3 years ago

A New Type of Extreme-mass-ratio Inspirals Produced by Tidal Capture of Binary Black Holes.

Xian Chen, Wen-Biao Han

Extreme-mass-ratio inspiral (EMRI) is an important gravitational-wave (GW) source and it normally consists of one stellar-mass black hole (BH) whirling closely around a supermassive black hole (SMBH). In this Letter, we demonstrate that the small body, in fact, could be a BH binary (BHB). Previous numerical scatting experiments have shown that SMBHs can tidally capture BHBs to bound orbits. Here we investigate the subsequent long-term evolution. We find that those BHBs with a semi-major axis of $a\lesssim5\times10^{-3}$ AU can be captured to tightly-bound orbits such that they will successfully inspiral towards the central SMBHs without being scattered away by stellar relaxation processes. We estimate that these binary-EMRIs (b-EMRIs) could constitute at most $10\%$ percent of the EMRI population. Moreover, we show that when the eccentricity of a b-EMRI drops to about $0.85$, the two stellar BHs will quickly merge due to the tidal perturbation by the SMBH. The high-frequency ($\sim10^2$ Hz) GWs generated during the coalescence coincide with the low-frequency ($\sim10^{-3}$ Hz) waves from the b-EMRI, making this system an ideal target for future multi-band GW observations.

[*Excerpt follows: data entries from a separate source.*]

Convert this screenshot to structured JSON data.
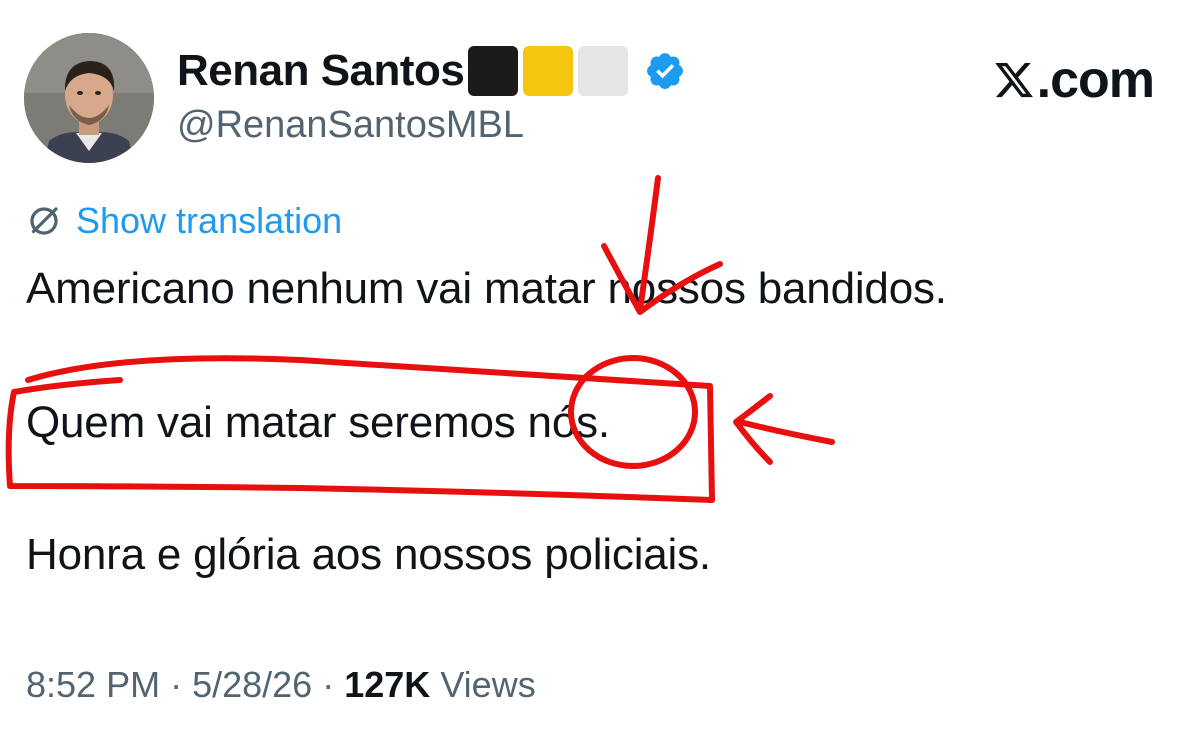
{
  "author": {
    "display_name": "Renan Santos",
    "flag_emojis": [
      "black-square",
      "yellow-square",
      "white-square"
    ],
    "verified": true,
    "handle": "@RenanSantosMBL"
  },
  "brand": {
    "site_label": ".com"
  },
  "translation": {
    "label": "Show translation"
  },
  "tweet": {
    "lines": [
      "Americano nenhum vai matar nossos bandidos.",
      "Quem vai matar seremos nós.",
      "Honra e glória aos nossos policiais."
    ]
  },
  "meta": {
    "time": "8:52 PM",
    "date": "5/28/26",
    "views_count": "127K",
    "views_label": "Views"
  },
  "colors": {
    "text": "#0f1419",
    "secondary": "#536471",
    "link": "#1d9bf0",
    "verified": "#1d9bf0",
    "annotation": "#e8100f"
  },
  "icons": [
    "avatar-photo",
    "verified-badge-icon",
    "x-logo-icon",
    "translate-globe-icon"
  ]
}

Publisher URL: http://arxiv.org/abs/1801.05780

DOI: arXiv:1801.05780v2

You might also like
Discover & Discuss Important Research

Keeping up-to-date with research can feel impossible, with papers being published faster than you'll ever be able to read them. That's where Researcher comes in: we're simplifying discovery and making important discussions happen. With over 19,000 sources, including peer-reviewed journals, preprints, blogs, universities, podcasts and Live events across 10 research areas, you'll never miss what's important to you. It's like social media, but better. Oh, and we should mention - it's free.

  • Download from Google Play
  • Download from App Store
  • Download from AppInChina

Researcher displays publicly available abstracts and doesn’t host any full article content. If the content is open access, we will direct clicks from the abstracts to the publisher website and display the PDF copy on our platform. Clicks to view the full text will be directed to the publisher website, where only users with subscriptions or access through their institution are able to view the full article.